At Wildlands Network, we’re working to find new ways to mend old mistakes, and this gives me hope. Across the country, we’re stitching back together broken migratory paths on a continental scale, for both beast and bounty. In Washington, D.C., we’re spearheading efforts to reintroduce bi-partisan federal legislation with backbone: the Wildlife Corridors Conservation Act. If passed, the Act will channel unprecedented resources toward the creation of wildlife corridors nationwide. In the Pacific Northwest, we’ve just launched the Pacific Wildway, which will eventually reconnect, restore and rewild most of the West Coast, from British Columbia to Baja California. In the East, we’re leading the fight to petition the U.S. Fish and Wildlife Service’s protection of red wolves. And along the borderlands, we’re leading efforts to make Mexico’s Highway 2—a dangerous hotspot for wildlife-vehicle collisions—safer for wildlife and people.
But, these audacious goals and our continental-scale programs come with a hefty price tag.
I recently came across Dan Pallotta’s TED Talk “The Way We Think About Charity is Dead Wrong” and had an aha moment. Why, as a society, are we okay with paying a $13 million annual salary to the CEO of a high-tech company in Silicon Valley, but we resist compensating the director of a nonprofit trying to save endangered species?
For me, the takeaway is clear: operating dollars are vital to a nonprofit’s success, and we should embrace funding the people, bricks and mortar that it takes to make our “real world” a better place. Just like the wolves who carry Yellowstone, operating support builds a nonprofit’s foundation and balances its efficacy.
“One way to open your eyes is to ask yourself, ‘What if I had never seen this before?
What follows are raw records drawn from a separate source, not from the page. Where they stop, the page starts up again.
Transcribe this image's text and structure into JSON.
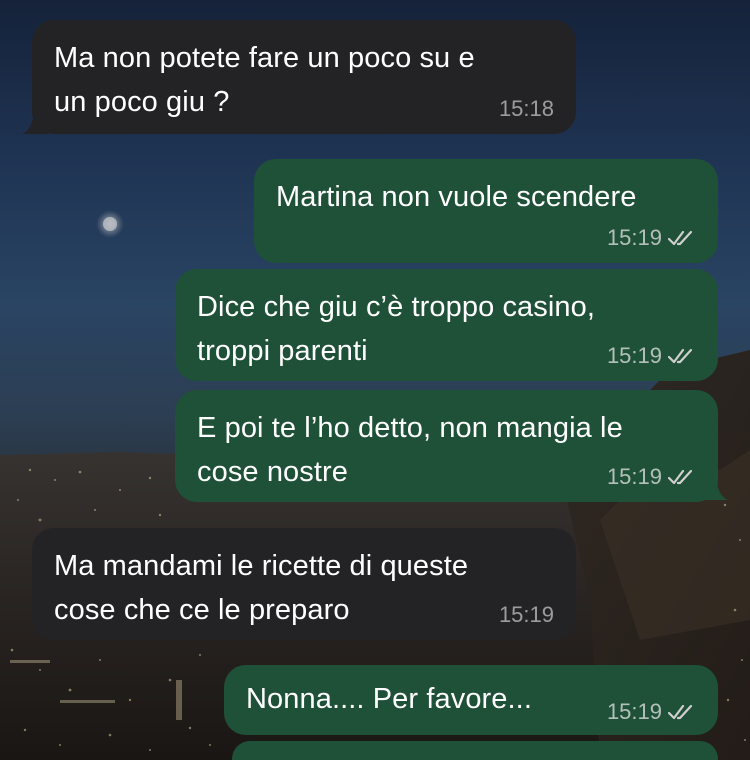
{
  "messages": [
    {
      "direction": "in",
      "text": "Ma non potete fare un poco su e\nun poco giu ?",
      "time": "15:18",
      "read_icon": ""
    },
    {
      "direction": "out",
      "text": "Martina non vuole scendere",
      "time": "15:19",
      "read_icon": "double-check-icon"
    },
    {
      "direction": "out",
      "text": "Dice che giu c’è troppo casino,\ntroppi parenti",
      "time": "15:19",
      "read_icon": "double-check-icon"
    },
    {
      "direction": "out",
      "text": "E poi te l’ho detto, non mangia le\ncose nostre",
      "time": "15:19",
      "read_icon": "double-check-icon"
    },
    {
      "direction": "in",
      "text": "Ma mandami le ricette di queste\ncose che ce le preparo",
      "time": "15:19",
      "read_icon": ""
    },
    {
      "direction": "out",
      "text": "Nonna.... Per favore...",
      "time": "15:19",
      "read_icon": "double-check-icon"
    }
  ],
  "colors": {
    "incoming_bubble": "#232325",
    "outgoing_bubble": "#1f5038",
    "text": "#ffffff",
    "timestamp": "#c8c8c8"
  }
}
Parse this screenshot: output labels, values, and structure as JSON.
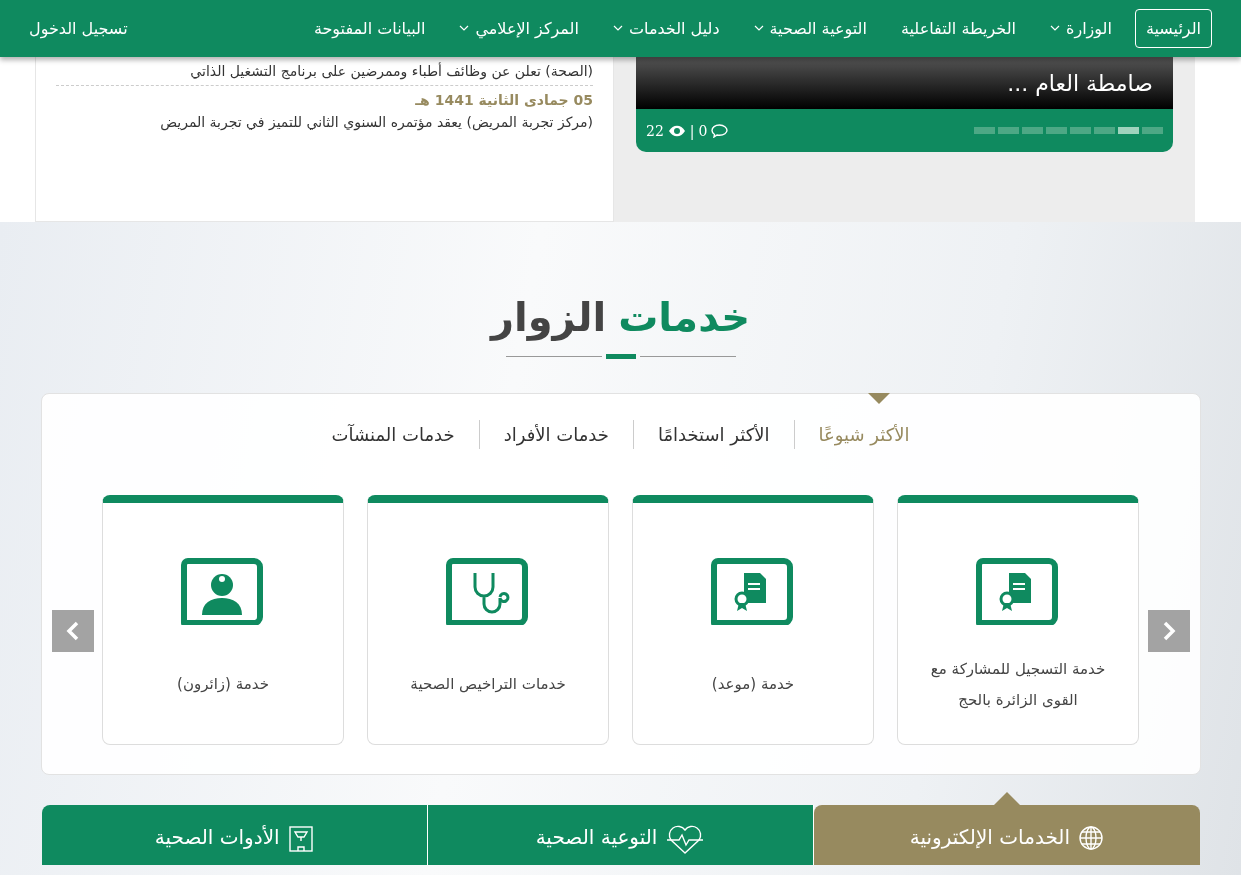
{
  "nav": {
    "items": [
      {
        "label": "الرئيسية",
        "selected": true,
        "dropdown": false
      },
      {
        "label": "الوزارة",
        "selected": false,
        "dropdown": true
      },
      {
        "label": "الخريطة التفاعلية",
        "selected": false,
        "dropdown": false
      },
      {
        "label": "التوعية الصحية",
        "selected": false,
        "dropdown": true
      },
      {
        "label": "دليل الخدمات",
        "selected": false,
        "dropdown": true
      },
      {
        "label": "المركز الإعلامي",
        "selected": false,
        "dropdown": true
      },
      {
        "label": "البيانات المفتوحة",
        "selected": false,
        "dropdown": false
      }
    ],
    "login": "تسجيل الدخول"
  },
  "news": [
    {
      "title": "(الصحة) تعلن عن وظائف أطباء وممرضين على برنامج التشغيل الذاتي"
    },
    {
      "day": "05",
      "month": "جمادى الثانية",
      "year": "1441",
      "suffix": "هـ",
      "title": "(مركز تجربة المريض) يعقد مؤتمره السنوي الثاني للتميز في تجربة المريض"
    }
  ],
  "slider": {
    "caption": "صامطة العام ...",
    "views": "22",
    "separator": "|",
    "comments": "0",
    "dots": [
      {
        "selected": false
      },
      {
        "selected": true
      },
      {
        "selected": false
      },
      {
        "selected": false
      },
      {
        "selected": false
      },
      {
        "selected": false
      },
      {
        "selected": false
      },
      {
        "selected": false
      }
    ]
  },
  "visitor_services": {
    "title_accent": "خدمات",
    "title_rest": "الزوار",
    "tabs": [
      {
        "label": "الأكثر شيوعًا",
        "selected": true
      },
      {
        "label": "الأكثر استخدامًا",
        "selected": false
      },
      {
        "label": "خدمات الأفراد",
        "selected": false
      },
      {
        "label": "خدمات المنشآت",
        "selected": false
      }
    ],
    "cards": [
      {
        "kind": "document",
        "label": "خدمة التسجيل للمشاركة مع القوى الزائرة بالحج"
      },
      {
        "kind": "document",
        "label": "خدمة (موعد)"
      },
      {
        "kind": "stethoscope",
        "label": "خدمات التراخيص الصحية"
      },
      {
        "kind": "doctor",
        "label": "خدمة (زائرون)"
      }
    ]
  },
  "bottom_tabs": [
    {
      "kind": "globe",
      "label": "الخدمات الإلكترونية",
      "selected": true
    },
    {
      "kind": "heart",
      "label": "التوعية الصحية",
      "selected": false
    },
    {
      "kind": "scale",
      "label": "الأدوات الصحية",
      "selected": false
    }
  ]
}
What if I knew I would never see it again?’” -Rachel Carson
Our staff works doggedly to reconnect, restore and rewild nature. They fight daily for our public lands, and for wolves, grizzlies and other species who have no voice of their own. Provocative thinking and inspiring leadership shouldn’t be undervalued, nor should the price tag to rewild North America be underestimated. We’re fighting daily in town halls, in community meeting places and in the halls of Congress. We need staff, vehicles and mileage to deploy and recover camera traps, and we need computers to crunch the science that informs policy and conservation actions across the continent.
And, perhaps most of all, we need your support for our annual fall fundraising campaign. Our work cannot happen without you. Wildlands Network does not exist without you. Wolves, grizzlies and panthers are at the risk of extinction without all of us in their corner.
Pallotta also said, “Philanthropy is the market for love.” We hope this year you’ll dig deep and give wildly to protect what you love for those you love. Our Connected, Wild, and Free campaign is essential to ensure this idea of a well-balanced, thriving “real world” exists for generations to come. This is our why. With your help, we’ll continue laying the groundwork to restore, reconnect, and rewild North America. It’s our wish that the work we do gives you true hope for the future of wilderness and our wild places, as it has for me.